Johanna Klara Eleonore Renner

(1933-03-07)7 March 1933
Berlin, Nazi Germany
Died5 July 2001(2001-07-05) (aged 68)
Ludwigshafen am Rhein, Germany
Cause of deathSuicide by barbiturate overdose
Spouse(s)
(m. 1960)
Children
Alma materUniversity of Mainz

Johanna Klara Eleonore "Hannelore" Kohl (née Renner; 7 March 1933 – 5 July 2001) was the first wife of German Chancellor Helmut Kohl. She met him for the first time at a prom in Ludwigshafen, Allied-occupied Germany in 1948, when she was 15 years old, and they became engaged in 1953. They were married from 1960 until her death in 2001, a span which included his entire political career. They were the parents of Walter Kohl and Peter Kohl.

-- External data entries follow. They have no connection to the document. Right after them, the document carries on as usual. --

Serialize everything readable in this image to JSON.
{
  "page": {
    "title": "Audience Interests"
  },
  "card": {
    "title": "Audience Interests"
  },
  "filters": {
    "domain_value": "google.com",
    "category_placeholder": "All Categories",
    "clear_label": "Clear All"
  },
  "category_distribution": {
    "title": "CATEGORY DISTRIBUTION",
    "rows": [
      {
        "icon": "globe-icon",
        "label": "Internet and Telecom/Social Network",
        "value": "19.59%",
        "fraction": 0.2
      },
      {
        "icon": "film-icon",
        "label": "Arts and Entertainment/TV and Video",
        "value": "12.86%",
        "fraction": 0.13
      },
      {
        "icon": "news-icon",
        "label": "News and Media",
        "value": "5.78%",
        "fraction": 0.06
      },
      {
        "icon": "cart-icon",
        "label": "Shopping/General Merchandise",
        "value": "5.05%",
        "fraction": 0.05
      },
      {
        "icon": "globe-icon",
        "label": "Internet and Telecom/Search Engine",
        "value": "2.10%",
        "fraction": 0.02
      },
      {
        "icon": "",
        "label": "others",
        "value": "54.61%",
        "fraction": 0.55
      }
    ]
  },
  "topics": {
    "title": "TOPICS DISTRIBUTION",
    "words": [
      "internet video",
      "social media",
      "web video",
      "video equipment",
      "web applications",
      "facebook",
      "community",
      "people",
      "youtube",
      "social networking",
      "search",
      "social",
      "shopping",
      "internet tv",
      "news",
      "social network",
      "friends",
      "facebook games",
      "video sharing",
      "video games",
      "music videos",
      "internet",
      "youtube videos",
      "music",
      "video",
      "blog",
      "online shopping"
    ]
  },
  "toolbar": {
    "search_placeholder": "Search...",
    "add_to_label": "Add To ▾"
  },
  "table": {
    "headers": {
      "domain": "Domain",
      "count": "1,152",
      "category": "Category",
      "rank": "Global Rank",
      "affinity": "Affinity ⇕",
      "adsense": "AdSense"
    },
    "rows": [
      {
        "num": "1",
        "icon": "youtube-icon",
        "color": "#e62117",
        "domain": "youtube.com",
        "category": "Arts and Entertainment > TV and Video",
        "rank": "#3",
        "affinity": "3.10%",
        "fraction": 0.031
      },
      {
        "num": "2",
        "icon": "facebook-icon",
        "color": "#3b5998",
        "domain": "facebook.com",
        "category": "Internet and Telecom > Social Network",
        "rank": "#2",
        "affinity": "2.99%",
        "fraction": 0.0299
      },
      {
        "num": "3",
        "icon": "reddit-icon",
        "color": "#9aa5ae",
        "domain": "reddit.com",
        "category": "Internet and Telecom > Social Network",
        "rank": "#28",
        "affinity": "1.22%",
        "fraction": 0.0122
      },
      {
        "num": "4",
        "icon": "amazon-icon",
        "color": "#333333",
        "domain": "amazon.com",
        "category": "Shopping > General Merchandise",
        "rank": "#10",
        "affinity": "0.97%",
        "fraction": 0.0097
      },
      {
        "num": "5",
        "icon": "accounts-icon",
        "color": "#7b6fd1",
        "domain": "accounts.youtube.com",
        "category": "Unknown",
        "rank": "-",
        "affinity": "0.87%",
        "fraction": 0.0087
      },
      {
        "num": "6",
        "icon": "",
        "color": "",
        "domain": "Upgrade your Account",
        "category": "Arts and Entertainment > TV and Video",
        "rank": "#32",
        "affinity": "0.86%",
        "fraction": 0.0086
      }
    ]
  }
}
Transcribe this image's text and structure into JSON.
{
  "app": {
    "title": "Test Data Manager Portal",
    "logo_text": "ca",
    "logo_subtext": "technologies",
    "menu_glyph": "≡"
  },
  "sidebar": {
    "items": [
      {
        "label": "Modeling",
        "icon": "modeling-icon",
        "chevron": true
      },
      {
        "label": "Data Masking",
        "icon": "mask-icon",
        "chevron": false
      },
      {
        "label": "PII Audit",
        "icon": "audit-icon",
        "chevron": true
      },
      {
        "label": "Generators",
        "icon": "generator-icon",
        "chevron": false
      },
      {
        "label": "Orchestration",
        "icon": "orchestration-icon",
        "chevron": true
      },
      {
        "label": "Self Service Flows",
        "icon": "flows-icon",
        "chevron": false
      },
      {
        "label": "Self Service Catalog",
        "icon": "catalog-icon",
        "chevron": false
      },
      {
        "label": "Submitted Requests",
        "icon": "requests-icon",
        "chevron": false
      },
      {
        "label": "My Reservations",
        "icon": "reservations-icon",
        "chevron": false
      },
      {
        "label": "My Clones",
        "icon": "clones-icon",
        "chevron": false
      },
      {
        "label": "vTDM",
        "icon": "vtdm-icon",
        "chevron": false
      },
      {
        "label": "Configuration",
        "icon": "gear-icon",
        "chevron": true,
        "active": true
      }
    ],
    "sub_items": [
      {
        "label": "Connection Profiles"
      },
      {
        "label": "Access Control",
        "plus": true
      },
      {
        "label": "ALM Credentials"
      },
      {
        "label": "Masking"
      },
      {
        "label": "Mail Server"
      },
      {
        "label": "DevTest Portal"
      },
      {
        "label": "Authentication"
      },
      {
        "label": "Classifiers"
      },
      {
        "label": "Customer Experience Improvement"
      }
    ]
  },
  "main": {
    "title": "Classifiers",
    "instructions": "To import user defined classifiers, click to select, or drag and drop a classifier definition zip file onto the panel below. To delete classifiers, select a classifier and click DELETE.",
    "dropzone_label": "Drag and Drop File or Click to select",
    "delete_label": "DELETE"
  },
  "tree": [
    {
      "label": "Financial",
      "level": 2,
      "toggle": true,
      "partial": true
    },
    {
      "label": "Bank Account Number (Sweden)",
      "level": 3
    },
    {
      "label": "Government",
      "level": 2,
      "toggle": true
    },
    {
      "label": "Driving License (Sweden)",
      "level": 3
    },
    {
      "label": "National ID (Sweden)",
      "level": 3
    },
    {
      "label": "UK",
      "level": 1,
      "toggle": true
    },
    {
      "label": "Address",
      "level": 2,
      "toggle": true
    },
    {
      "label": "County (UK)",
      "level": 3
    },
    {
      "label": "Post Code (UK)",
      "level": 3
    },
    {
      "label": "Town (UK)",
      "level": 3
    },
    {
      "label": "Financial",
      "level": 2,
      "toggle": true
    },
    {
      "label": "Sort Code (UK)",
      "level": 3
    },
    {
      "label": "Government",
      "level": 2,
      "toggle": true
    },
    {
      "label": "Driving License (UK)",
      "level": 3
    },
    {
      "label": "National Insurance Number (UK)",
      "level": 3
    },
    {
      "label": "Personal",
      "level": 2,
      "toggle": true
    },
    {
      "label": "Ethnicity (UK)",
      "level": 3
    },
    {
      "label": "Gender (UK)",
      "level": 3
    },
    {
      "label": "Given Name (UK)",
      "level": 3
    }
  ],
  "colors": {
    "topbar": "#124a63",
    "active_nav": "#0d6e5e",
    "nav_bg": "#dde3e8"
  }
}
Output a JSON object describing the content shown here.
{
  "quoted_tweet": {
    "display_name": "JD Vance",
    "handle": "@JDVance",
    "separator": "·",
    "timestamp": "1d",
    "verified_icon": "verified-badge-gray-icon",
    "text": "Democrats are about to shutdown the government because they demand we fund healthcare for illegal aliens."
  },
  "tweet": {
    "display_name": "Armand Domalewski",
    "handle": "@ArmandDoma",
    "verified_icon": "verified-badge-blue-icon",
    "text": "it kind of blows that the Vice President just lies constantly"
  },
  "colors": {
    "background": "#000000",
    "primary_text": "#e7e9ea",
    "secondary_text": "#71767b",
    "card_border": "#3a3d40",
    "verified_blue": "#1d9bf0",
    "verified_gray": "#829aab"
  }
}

As the first lady of Rhineland-Palatinate (1969–1976) and later as the wife of the Chancellor (1982–1998) she undertook official duties, and was engaged in philanthropic work. According to their sons she was an important adviser for her husband during his chancellorship, especially concerning the German reunification and in international relations. Her fluency in foreign languages aided her husband in personal diplomacy.

Life and work[edit]

Johanna Klara Eleonore Renner was born and christened in Berlin. Her father Wilhelm Renner who joined the Nazi Party (NSDAP) in 1933, became an engineer, business executive, Wehrwirtschaftsführer at Hugo Schneider AG and also headed the employment office that developed the anti-tank weapon Panzerfaust.[1] Later, she chose "Hannelore" to be used as her first name.

In the days following Germany's defeat in World War II, at the age of 12, Hannelore Kohl was "one of the girls battered and defiled by Stalin's soldiers", multiple times raped by multiple Soviet soldiers and then thrown out of a window.[2][3] In addition to psychological trauma, the attacks left her with a fractured vertebra and back pain for the rest of her life.[4] In order to help others with similar injuries, in 1983 she founded the Kuratorium ZNS, a foundation that helps those with trauma-induced injuries to the central nervous system, and became its president.

Hannelore Kohl in 1976

Hannelore Kohl had trained as an interpreter of English and French, which she spoke fluently. She had to end her studies in 1952, when her father died, and worked for some years as a foreign-language secretary. She later utilized her fluency in English and French in personal diplomacy alongside her husband, who spoke no foreign languages.[5]

On 5 July 2001, Hannelore was found dead at age 68 in her Ludwigshafen home. She had apparently died by suicide with an overdose of sleeping pills, after years of suffering from what she had claimed to be a very rare and painful photo allergy induced by an earlier penicillin treatment that had forced her to avoid practically all sunlight for years. Hannelore's biographer, Heribert Schwan [de], cited "medical experts to support his theory that the bizarre light allergy of her later years may have been a psychosomatic reaction to the suppressed traumas of the war."[4] In 2005, the Kuratorium ZNS was renamed ZNS - Hannelore Kohl Stiftung in her honor.

Kohl's collection of German-style cooking recipes, Kulinarische Reise durch Deutsche Länder (Culinary Journey through German Regions), was published in 1996.[citation needed]

Honours[edit]

Publications[edit]

Edited by[edit]

  • A Culinary Tour of Germany, München, Germany: Zabert Sandmann, 1996, ISBN 3-924678-87-1

References[edit]

  1. ^ "Nazi history in Leipzig". conne-island.de (in German). Retrieved March 23, 2010.
  2. ^ Jan Fleischhauer: Sehnsucht nach dem Ende. In: Der Spiegel 24/2011 vom 11. Juni 2011.
  3. ^ Hitchens, Christopher. "The Wartime Toll on Germany".
  4. ^ a b Hickley, Catherine (July 11, 2011). "Kohl's Wife Suffered War Rape Trauma, Life in His Large Shadow". Bloomberg.
  5. ^ Clough, Patricia (6 July 2001). "Hannelore Kohl" – via The Guardian.